Dealing with monetary values in a React Native app

If you’ve been following along with the previous few posts, you’ll know that I recently shipped a React Native app that deals with financial data. Financial data values are very often represented by decimal numbers. Computers are good at many things, but representing decimal numbers (known technically as “floating point” numbers) is not one of them - and JavaScript is no exception. Need proof? Just copy and paste 0.3-0.2 into your nearest browser’s console. If JS can’t be trusted with basic math that you can do in your head, how can it be trusted with real data?

Sync your React Native SQLite database between devices with Dropbox

In the previous two posts we have bootstrapped a React Native project with TypeScript and CocoaPods, and then integrated an SQLite plugin to enable storing relational data on-device. Next, let’s take a look at using the Dropbox HTTP API to backup our database and enable synchronization between devices. We’ll begin by walking through support for the Dropbox v2 authorization flow in a React Native app, and then use the token we are granted to enable synchronization of our database file via the Dropbox files HTTP endpoints.

Building an offline first app with React Native and SQLite

This article walks through how I built an offline first React Native app using a device-local SQLite database, and details the patterns that I would recommend following when building your own. As I mentioned in the intro of my last post, I recently worked on a side project which required the secure storage of financial data in a relational manner. Due to the sensitive nature of the data, we did not want to store it on a server. The solution we came up with was one where the data would be stored locally on-device, which we found to have a number of benefits:

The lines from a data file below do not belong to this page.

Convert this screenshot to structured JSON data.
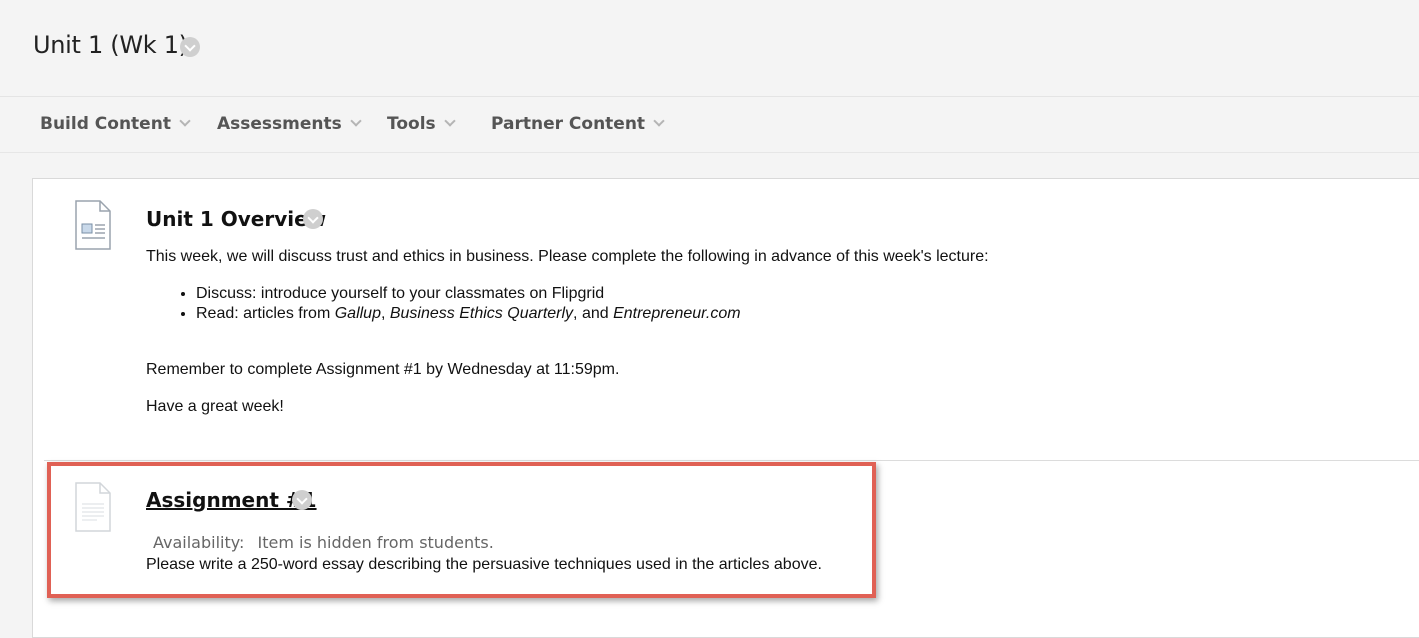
{
  "header": {
    "title": "Unit 1 (Wk 1)"
  },
  "action_bar": {
    "items": [
      {
        "label": "Build Content"
      },
      {
        "label": "Assessments"
      },
      {
        "label": "Tools"
      },
      {
        "label": "Partner Content"
      }
    ]
  },
  "content": {
    "items": [
      {
        "title": "Unit 1 Overview",
        "icon": "document-item-icon",
        "intro": "This week, we will discuss trust and ethics in business. Please complete the following in advance of this week's lecture:",
        "bullets": [
          {
            "text": "Discuss: introduce yourself to your classmates on Flipgrid"
          },
          {
            "prefix": "Read: articles from ",
            "italic1": "Gallup",
            "sep1": ", ",
            "italic2": "Business Ethics Quarterly",
            "sep2": ", and ",
            "italic3": "Entrepreneur.com"
          }
        ],
        "reminder": "Remember to complete Assignment #1 by Wednesday at 11:59pm.",
        "closing": "Have a great week!"
      },
      {
        "title": "Assignment #1",
        "icon": "assignment-item-icon",
        "availability_label": "Availability:",
        "availability_value": "Item is hidden from students.",
        "description": "Please write a 250-word essay describing the persuasive techniques used in the articles above."
      }
    ]
  },
  "colors": {
    "highlight_border": "#e06155",
    "page_background": "#f4f4f4"
  }
}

Get started with React Native, TypeScript, and CocoaPods

This article gives an introduction to my preferred development setup of 2018 for building mobile applications: React Native with TypeScript and CocoaPods, coded in the awesome Visual Studio Code editor.